Tuesday, February 3, 2009

Ferial Matins

I left Matins to-day till the afternoon, when I paid a visit to the Church of the Apostles after work to pray.  The Lessons were from Colossians i, 1-18 - which put me in mind of the use in the modern Office of Colossians i, 12-20 (with the opening gratias agentes changed to gratias agamus, so as to provide a principal verb) as a New Testament Canticle at Vespers on Wednesdays:
[Let us give] thanks to God the Father, 
Who hath made us worthy to be partakers of the lot of the saints in light: 
Who hath delivered us from the power of darkness, 
and hath translated us into the kingdom of the Son of His love, 
In Whom we have redemption *through his blood*', 
the remission of sins; 
Who is the image of the invisible God, 
the firstborn of every creature:
For in Him were all things created 
in heaven and on earth, 
visible and invisible, 
†whether thrones, or dominations, 
or principalities, or powers:†' 
all things were created by Him and in Him, 
and He is before all, 
and by Him all things consist. 
And He is the Head of the body, the Church, 
Who is the beginning, the firstborn from the dead; 
that in all things He may hold the primacy: 
because in Him, it hath well pleased the Father, that all fullness should dwell; 
and through Him to reconcile all things unto Himself, 
making peace through the Blood of His Cross, 
both as to the things that are on earth, and the things that are in heaven.
(I have given here the Douay version, as closely faithful to the Vulgate; the Neo-Vulgate of the modern Office is not notably different, excepting only that the section *-*' above, in Latin per sanguinem ejus, is not in the Neo-Vulgate.  Stupidly, the English version of the modern Divine Office is bowdlerized for the tender sensibilities of liberals and modernists, by omitting from verse 16 the words marked †-†', in the modern Latin sive throni sive dominationes sive principatus sive potestates, lest they suggest to the skeptical and misbelieving some of the names of the choirs of the Angels!)

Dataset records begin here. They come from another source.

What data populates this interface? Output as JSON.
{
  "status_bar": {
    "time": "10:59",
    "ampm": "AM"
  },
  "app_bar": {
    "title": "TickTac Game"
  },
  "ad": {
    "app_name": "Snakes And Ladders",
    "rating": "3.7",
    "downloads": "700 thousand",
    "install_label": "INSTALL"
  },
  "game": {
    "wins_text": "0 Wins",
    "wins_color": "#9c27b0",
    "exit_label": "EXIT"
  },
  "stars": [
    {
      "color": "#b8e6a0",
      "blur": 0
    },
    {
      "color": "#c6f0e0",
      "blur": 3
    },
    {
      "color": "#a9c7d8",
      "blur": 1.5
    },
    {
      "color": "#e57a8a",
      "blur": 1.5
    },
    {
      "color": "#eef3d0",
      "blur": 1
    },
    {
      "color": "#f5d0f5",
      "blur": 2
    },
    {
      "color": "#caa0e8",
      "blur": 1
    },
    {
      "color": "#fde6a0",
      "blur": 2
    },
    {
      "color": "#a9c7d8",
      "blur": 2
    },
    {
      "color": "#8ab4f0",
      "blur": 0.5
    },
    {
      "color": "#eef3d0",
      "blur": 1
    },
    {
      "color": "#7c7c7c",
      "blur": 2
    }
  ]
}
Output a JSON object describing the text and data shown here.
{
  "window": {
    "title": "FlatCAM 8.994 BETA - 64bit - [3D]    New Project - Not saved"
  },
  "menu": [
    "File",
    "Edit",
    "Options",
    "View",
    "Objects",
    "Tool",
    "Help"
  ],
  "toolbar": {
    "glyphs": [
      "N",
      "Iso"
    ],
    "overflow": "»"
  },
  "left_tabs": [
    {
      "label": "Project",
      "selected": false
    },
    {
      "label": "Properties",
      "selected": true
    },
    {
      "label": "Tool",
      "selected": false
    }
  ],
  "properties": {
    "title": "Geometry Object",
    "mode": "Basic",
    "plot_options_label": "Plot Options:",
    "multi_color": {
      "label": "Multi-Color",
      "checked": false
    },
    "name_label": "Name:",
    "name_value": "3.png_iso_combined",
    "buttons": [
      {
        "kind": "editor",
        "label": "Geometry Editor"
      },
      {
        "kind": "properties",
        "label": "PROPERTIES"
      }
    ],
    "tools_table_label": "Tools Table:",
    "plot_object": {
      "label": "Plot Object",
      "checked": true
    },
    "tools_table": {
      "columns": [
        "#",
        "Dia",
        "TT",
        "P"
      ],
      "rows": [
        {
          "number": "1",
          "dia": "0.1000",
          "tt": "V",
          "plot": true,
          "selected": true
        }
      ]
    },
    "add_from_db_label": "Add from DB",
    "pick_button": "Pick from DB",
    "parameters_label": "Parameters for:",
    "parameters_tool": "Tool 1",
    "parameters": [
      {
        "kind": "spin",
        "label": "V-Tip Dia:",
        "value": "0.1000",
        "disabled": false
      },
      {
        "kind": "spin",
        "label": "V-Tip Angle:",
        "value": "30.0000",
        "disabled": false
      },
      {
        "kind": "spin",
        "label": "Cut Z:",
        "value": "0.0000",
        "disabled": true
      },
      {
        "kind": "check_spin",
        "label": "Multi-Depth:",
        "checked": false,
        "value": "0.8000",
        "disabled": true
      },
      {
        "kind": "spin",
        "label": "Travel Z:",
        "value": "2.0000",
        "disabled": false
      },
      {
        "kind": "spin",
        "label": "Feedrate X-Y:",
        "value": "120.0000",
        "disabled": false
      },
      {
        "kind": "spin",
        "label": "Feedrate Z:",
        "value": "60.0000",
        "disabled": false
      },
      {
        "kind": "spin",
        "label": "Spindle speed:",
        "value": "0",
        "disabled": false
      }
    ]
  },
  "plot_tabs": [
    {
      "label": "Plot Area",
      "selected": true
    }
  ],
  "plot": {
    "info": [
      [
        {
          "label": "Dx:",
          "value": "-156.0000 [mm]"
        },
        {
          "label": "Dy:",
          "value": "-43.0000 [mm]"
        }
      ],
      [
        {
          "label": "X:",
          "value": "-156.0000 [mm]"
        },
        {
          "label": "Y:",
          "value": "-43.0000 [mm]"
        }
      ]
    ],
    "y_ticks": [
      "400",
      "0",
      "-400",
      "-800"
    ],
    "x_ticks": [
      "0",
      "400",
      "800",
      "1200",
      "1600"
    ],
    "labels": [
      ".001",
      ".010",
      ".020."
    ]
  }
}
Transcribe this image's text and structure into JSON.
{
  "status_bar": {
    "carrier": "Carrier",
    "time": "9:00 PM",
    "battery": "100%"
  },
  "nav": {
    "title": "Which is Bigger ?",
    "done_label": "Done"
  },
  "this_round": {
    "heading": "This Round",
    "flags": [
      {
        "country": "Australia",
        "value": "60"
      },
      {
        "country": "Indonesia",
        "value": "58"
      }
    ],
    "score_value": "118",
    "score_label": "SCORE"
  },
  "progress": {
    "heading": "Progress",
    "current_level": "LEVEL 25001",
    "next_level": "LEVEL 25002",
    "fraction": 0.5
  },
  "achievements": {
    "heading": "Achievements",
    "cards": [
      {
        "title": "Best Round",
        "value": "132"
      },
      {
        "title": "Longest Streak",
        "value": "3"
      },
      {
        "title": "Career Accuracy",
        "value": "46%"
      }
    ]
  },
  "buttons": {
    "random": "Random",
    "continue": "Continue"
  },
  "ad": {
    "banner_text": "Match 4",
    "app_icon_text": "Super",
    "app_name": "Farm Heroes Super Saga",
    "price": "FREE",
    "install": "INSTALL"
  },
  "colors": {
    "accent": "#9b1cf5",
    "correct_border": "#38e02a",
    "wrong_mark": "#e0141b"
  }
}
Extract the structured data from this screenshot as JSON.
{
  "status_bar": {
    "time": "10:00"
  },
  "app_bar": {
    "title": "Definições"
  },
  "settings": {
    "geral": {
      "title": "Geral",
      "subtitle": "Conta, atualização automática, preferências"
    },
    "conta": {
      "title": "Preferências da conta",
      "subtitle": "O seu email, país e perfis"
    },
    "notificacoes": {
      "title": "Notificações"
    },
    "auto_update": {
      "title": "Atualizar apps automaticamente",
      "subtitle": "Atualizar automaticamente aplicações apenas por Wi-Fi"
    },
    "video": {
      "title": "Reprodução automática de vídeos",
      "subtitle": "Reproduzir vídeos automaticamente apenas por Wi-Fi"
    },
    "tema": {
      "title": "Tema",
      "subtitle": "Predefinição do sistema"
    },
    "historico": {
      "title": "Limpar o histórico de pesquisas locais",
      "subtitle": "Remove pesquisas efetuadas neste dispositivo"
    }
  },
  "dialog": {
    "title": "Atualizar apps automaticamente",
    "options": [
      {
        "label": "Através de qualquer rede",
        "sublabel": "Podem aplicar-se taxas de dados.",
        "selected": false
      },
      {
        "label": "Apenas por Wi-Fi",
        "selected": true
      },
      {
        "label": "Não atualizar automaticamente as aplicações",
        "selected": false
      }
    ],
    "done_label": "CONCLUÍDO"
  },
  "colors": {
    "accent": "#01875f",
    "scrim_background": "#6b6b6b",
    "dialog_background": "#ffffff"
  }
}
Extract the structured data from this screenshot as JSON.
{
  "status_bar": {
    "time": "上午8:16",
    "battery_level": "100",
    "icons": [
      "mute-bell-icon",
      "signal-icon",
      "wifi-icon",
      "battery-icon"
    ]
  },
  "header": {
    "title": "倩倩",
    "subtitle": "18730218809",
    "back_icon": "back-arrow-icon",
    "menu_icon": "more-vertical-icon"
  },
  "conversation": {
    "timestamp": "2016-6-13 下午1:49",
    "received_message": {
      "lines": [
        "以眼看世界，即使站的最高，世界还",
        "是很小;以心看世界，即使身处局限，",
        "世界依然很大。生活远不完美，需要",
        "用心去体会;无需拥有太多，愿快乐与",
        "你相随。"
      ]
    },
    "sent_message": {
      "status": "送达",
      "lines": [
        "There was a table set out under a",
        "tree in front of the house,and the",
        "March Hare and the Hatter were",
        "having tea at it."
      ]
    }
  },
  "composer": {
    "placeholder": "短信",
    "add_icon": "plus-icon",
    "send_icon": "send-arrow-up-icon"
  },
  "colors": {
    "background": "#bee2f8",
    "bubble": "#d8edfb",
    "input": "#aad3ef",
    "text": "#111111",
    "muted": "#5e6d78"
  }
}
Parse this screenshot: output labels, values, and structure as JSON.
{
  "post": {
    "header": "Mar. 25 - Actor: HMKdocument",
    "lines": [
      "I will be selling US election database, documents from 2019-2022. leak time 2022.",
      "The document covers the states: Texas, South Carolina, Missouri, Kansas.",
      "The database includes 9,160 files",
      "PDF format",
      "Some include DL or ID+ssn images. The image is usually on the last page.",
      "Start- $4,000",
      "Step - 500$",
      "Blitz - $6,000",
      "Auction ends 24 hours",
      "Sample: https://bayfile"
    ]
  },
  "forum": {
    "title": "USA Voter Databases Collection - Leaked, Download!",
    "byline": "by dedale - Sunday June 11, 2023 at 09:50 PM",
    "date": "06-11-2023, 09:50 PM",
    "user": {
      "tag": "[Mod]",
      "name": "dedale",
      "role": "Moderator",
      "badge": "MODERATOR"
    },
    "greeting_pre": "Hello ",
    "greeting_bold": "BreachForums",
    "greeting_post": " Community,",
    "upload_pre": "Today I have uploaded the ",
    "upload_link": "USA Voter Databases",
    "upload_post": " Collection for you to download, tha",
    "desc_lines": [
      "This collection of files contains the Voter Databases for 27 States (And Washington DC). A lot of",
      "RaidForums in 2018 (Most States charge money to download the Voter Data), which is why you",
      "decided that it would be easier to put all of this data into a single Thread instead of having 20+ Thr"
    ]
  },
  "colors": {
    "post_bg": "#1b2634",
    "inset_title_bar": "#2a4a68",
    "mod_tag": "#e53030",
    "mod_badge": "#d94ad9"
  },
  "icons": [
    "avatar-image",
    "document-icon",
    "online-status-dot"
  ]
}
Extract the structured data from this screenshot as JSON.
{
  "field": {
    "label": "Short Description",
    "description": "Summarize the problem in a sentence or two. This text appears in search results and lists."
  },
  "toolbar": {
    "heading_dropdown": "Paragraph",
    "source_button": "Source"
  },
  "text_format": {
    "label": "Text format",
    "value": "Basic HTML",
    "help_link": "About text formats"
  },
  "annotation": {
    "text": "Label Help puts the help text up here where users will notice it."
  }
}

Again, as I've noted previously, the use of canticles from the Old Testament is immemorial at Lauds (and at Vigils in the Monastic Rite), and of course the three Gospel canticles are the highlights of Lauds, Vespers and Compline; if St Pius X added extra canticles to Lauds, as he did, then it seems reasonable to allow Paul VI to add New Testament canticles to Vespers.  I certainly used the modern Office with profit and devotion for well over a decade, and do miss a number of its refinements even though I've gone over to the 1962 Breviary.  It would be a good thing to dwell on these words of St Paul in the passage given above, and often to recite and pray them.

1 comment:

scruplespoon said...

yes, thanks for the observation of the change in translation from the modern Latin to the modern English version of the Colossians Canticle.

I often pray the modern Latin breviary when on my own but have never noticed that difference.

Maybe when I'm back at the seminary and praying in common again I might just add "through his blood" and think of the choirs of angels when praying this Canticle.